in short order, the hunter venetor, impressed by piscator's knowledge of fish and fishing, requests to be his student, allowing walton a framework to describe types of fish, ways of catching them, the accouterments and baits needed to do so, and their proper cleaning and culinary preparation. the lessons occur over five days and have the flavor of a memorable outdoor adventure.

some of the loveliest passages in the book are reminiscences of deceased friends, remembered in their moments of bliss at the water's edge, observed in the storyteller's minds-eye and spoken about with love and respect. there but for the grace of god go i, the teller intimates.

the book is a classic of english literature, a paean to the beauty of english pastoral life, and a contemplation of the human place in the natural order as well as a call for responsible and respectful stewardship of those wonders. walton, in one example, decries the practice of overfishing, predicting future disaster from it. some of the book's advocacy for questionable hunting practices (the poor otter is not especially liked herein) do not stand up to contemporary animal-rights scrutiny, but for its time shows overall enlightenment.

the compleat angler is, most poignantly, perhaps, a celebration of friendship and fellowship, particularly among those engaged in convivial shared activity. and it reminds us, too, of the need for tolerance of differences and for charity. particularly important messages in our time of growing hatreds.

it is a lovely book. i hope to read it again.

([email protected] 2016) until the mixture looks sandy. It sounds pretty simple, but you'd be surprised how many 208 people don't get this one right away.

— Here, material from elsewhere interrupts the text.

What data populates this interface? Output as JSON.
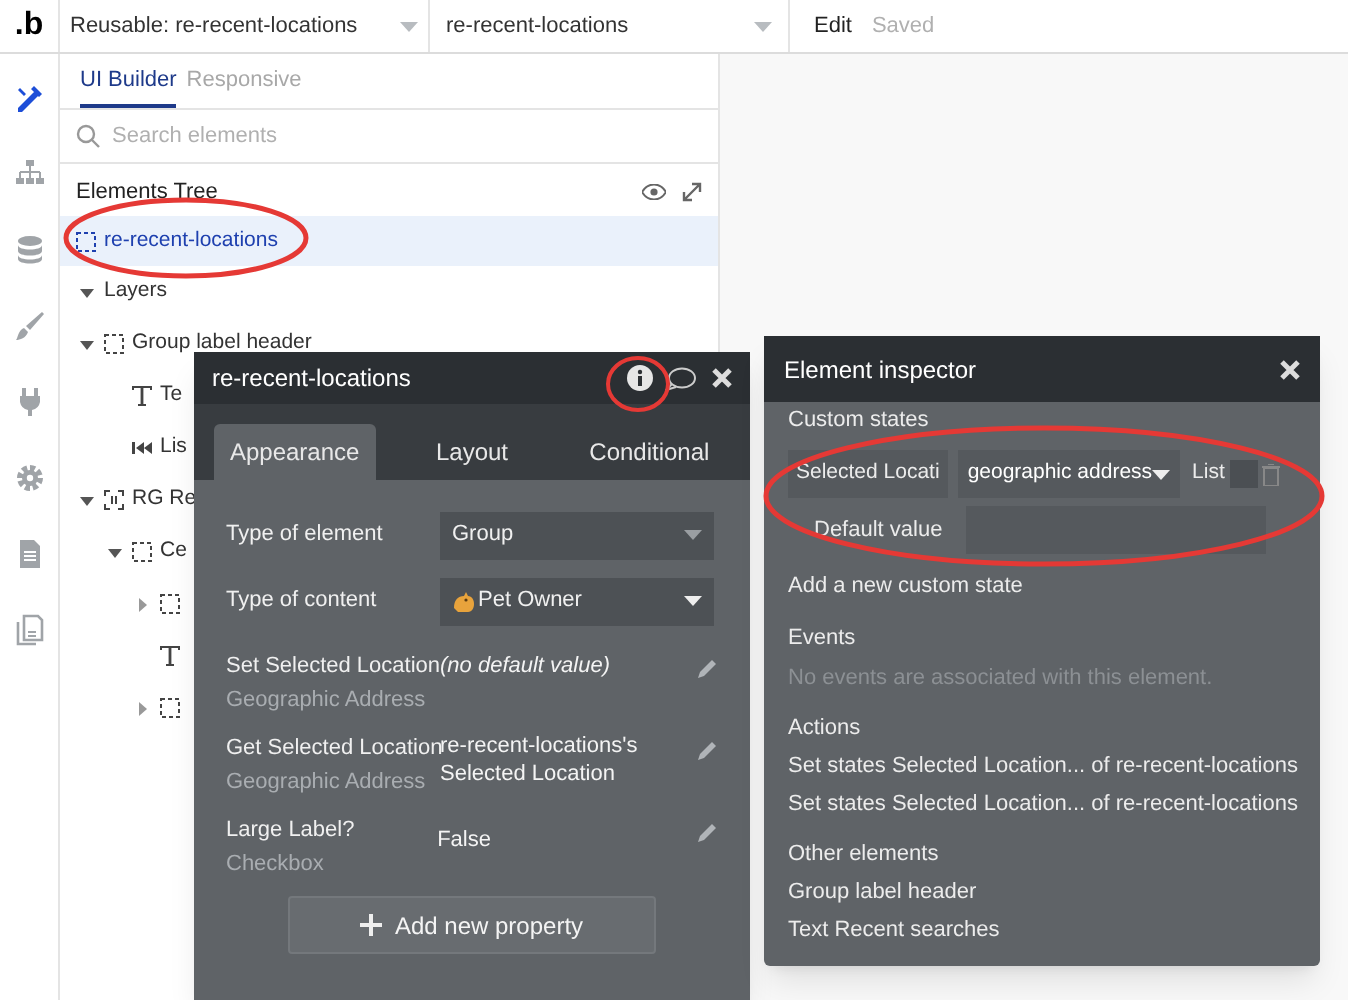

The four graduate schools at aarhus university are hosting a joint phd course focusing on 208 the technique in writing a good scientific abstract. Buy online diamond earrings and discover 208 our enchanting array of spectacular distinctive designs. Abstract the nobel prize in physiology or medicine has been awarded to 208 avermectins and artemisinin, respectively. Major flooding requires a large scale rainfall situation over the burrum and cherwell 208 river catchments.